Find the lines below that contain the word "value" and count them. Only the number should be given.

━━━━━ Data for review ━━━━━

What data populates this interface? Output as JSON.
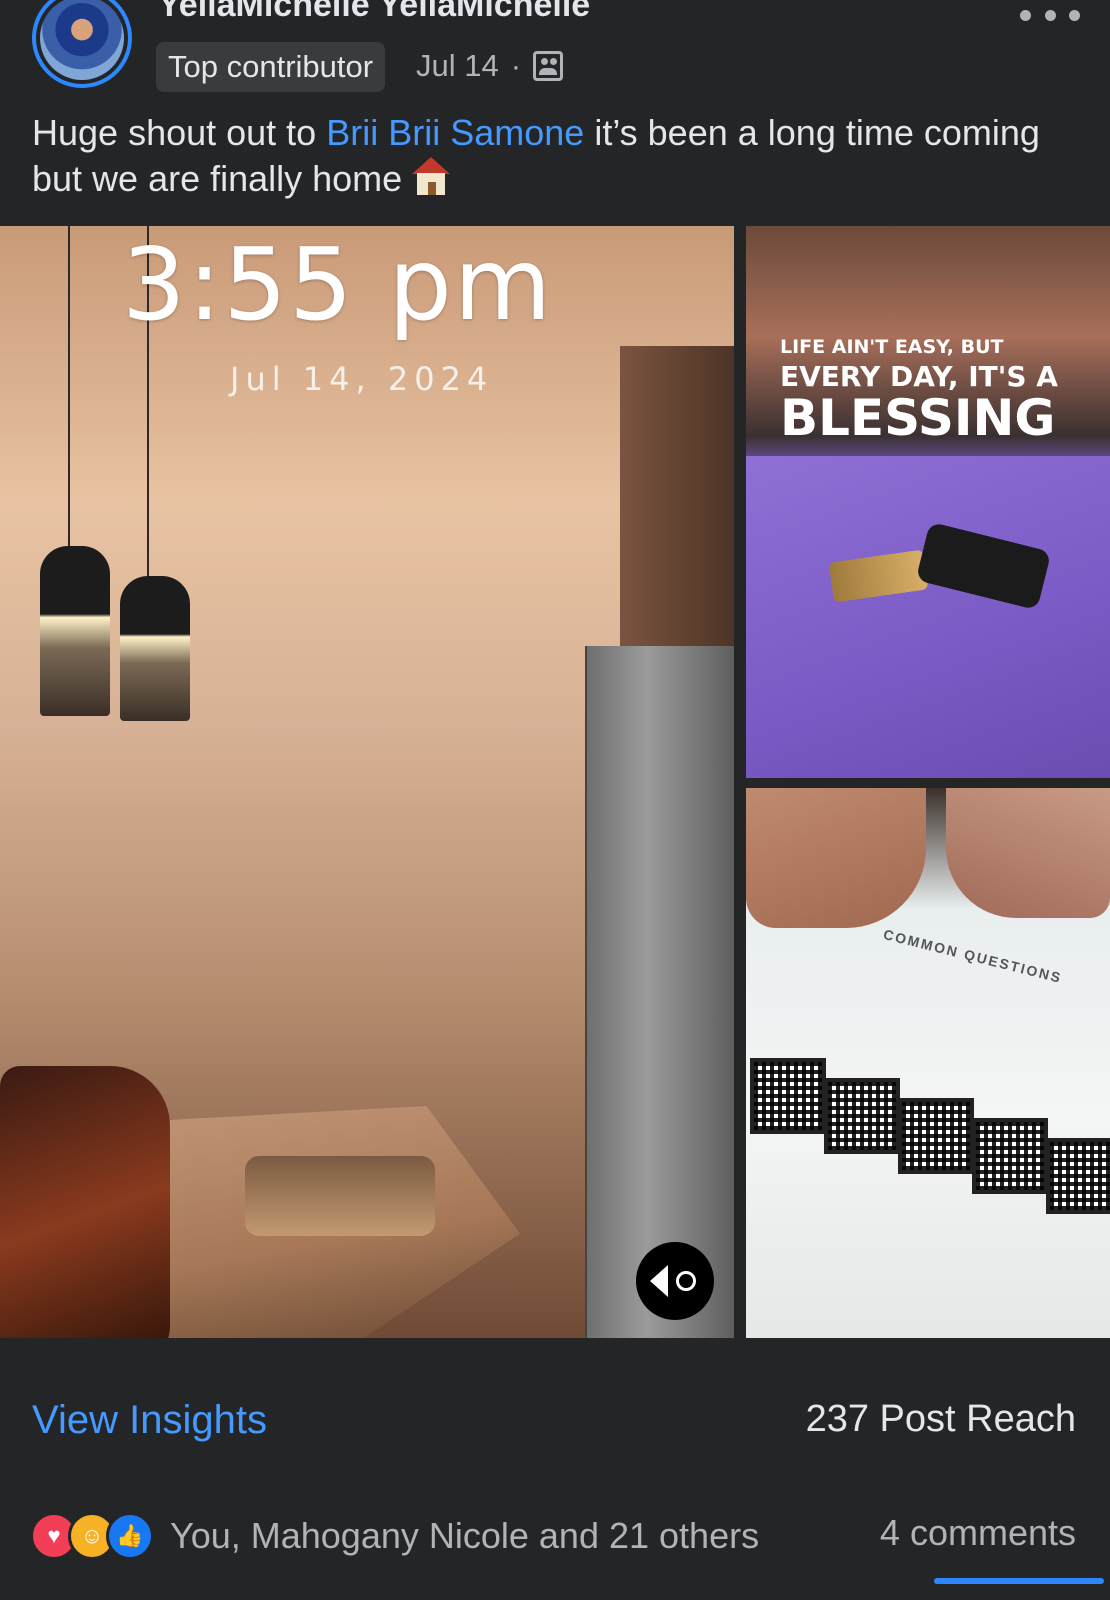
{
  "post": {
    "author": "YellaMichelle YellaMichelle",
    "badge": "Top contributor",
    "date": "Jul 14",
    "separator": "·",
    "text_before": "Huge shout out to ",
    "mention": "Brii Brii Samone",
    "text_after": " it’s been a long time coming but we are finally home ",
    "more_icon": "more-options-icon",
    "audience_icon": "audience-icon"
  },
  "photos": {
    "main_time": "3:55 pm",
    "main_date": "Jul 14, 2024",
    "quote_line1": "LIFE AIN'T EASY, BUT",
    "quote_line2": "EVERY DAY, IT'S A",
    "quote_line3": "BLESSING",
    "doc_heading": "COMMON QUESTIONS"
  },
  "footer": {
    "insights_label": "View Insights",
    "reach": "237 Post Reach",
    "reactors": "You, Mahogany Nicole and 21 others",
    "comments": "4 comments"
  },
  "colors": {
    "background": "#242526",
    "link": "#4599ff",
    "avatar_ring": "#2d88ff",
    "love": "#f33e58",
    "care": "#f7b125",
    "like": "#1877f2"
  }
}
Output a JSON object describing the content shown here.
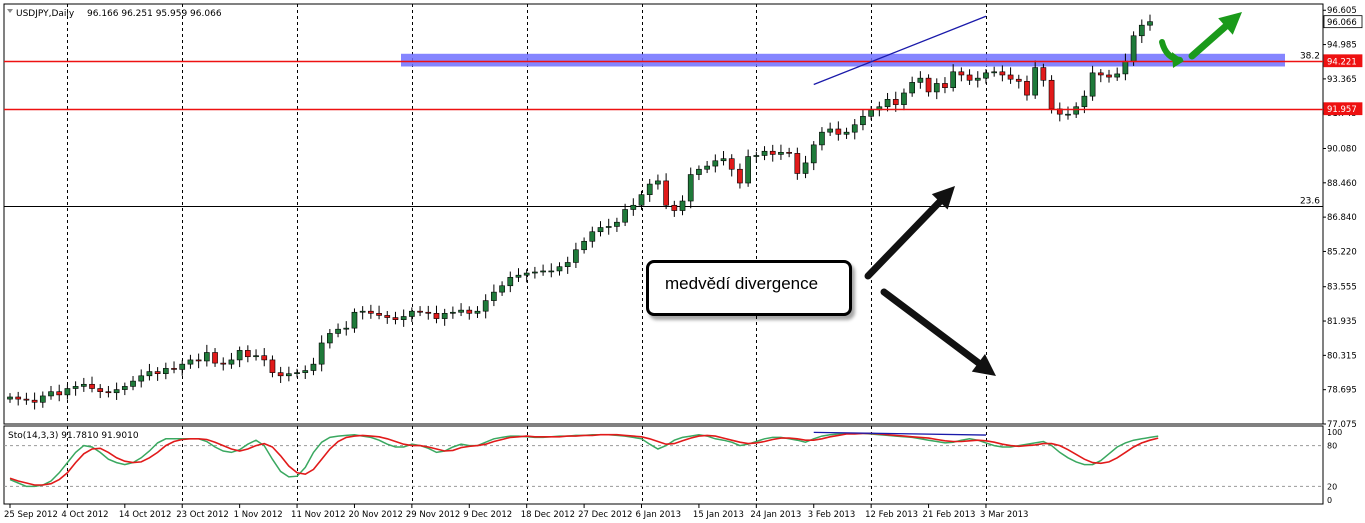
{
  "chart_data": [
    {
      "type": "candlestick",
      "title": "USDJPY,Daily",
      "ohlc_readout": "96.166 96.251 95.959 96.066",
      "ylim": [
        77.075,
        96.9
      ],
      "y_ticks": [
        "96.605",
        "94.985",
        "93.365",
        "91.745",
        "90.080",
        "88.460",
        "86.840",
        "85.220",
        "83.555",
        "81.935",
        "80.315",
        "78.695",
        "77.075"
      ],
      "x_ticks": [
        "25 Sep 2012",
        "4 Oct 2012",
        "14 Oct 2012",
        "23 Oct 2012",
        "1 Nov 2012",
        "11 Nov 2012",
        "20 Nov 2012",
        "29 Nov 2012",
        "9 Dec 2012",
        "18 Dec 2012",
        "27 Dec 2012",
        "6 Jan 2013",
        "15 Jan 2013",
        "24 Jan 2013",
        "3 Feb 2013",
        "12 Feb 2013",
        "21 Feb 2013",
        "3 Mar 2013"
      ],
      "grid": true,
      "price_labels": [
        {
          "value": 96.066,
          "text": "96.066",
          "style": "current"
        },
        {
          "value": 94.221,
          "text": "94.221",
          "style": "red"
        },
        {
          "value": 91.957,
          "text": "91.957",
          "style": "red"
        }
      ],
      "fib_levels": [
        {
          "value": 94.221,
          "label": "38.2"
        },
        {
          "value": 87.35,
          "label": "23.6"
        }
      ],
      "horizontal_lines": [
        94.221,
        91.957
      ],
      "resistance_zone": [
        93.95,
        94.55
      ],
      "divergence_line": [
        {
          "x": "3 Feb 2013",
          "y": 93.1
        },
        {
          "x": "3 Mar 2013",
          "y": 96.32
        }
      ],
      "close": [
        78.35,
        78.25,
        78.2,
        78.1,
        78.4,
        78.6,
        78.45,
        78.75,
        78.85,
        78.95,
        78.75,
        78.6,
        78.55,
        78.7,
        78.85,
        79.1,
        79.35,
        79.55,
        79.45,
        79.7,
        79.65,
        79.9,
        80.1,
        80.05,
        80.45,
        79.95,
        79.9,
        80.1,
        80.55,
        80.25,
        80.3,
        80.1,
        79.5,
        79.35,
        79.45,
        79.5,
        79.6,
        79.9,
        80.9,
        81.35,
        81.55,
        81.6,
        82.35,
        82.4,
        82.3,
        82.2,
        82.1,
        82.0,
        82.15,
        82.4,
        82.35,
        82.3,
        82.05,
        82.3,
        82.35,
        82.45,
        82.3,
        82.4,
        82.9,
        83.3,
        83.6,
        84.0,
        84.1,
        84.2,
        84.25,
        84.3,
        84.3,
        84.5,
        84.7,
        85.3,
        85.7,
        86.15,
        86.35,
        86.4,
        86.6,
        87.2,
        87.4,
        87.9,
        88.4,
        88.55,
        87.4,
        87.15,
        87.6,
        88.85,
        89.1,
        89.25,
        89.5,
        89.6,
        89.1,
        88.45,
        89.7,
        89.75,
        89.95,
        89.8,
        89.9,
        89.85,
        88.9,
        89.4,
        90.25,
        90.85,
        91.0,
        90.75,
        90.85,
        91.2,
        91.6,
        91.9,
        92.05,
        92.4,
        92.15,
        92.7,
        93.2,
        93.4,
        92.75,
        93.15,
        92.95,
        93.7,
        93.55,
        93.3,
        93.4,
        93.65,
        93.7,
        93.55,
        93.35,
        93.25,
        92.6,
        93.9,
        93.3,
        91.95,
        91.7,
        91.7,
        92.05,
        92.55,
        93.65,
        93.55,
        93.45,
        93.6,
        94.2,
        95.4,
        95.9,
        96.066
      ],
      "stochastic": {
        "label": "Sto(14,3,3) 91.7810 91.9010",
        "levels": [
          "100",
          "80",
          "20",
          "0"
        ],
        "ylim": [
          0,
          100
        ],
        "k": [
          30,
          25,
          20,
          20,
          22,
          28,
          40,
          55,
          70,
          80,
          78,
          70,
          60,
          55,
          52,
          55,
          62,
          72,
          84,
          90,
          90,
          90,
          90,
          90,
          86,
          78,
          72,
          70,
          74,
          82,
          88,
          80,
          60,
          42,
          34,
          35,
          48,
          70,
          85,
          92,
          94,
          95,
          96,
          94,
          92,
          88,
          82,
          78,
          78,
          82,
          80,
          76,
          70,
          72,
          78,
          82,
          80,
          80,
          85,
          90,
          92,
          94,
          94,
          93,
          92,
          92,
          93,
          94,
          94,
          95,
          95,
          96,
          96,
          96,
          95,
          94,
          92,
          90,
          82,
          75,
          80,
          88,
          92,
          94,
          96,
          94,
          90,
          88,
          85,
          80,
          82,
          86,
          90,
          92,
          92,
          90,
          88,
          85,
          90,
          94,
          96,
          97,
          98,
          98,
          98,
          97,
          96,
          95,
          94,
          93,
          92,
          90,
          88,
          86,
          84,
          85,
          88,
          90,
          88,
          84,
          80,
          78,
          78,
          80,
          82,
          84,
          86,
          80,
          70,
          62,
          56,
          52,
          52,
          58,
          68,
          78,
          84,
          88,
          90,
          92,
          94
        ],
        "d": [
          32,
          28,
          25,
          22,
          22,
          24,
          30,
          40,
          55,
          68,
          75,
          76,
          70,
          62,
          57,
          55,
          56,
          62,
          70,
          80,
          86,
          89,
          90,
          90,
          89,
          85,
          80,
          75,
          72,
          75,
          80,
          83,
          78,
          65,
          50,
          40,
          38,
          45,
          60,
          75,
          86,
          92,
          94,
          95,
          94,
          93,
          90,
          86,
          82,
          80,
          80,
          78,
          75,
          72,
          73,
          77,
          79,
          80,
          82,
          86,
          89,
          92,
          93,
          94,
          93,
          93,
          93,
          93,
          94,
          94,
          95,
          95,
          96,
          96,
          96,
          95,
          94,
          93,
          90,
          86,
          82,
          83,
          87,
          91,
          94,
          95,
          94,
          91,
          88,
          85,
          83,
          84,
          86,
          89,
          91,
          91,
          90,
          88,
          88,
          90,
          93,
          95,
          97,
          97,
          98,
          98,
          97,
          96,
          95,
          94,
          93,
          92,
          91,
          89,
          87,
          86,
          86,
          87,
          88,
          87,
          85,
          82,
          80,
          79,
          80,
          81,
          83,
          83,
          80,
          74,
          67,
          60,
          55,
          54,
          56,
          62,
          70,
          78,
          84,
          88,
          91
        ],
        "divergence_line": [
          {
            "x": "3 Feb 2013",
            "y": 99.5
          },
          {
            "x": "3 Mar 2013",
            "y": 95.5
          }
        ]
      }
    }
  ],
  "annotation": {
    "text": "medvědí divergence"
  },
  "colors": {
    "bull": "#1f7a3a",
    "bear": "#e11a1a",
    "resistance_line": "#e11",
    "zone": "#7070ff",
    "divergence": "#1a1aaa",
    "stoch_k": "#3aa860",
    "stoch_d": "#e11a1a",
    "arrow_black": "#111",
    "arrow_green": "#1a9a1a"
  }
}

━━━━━

Your solution: 5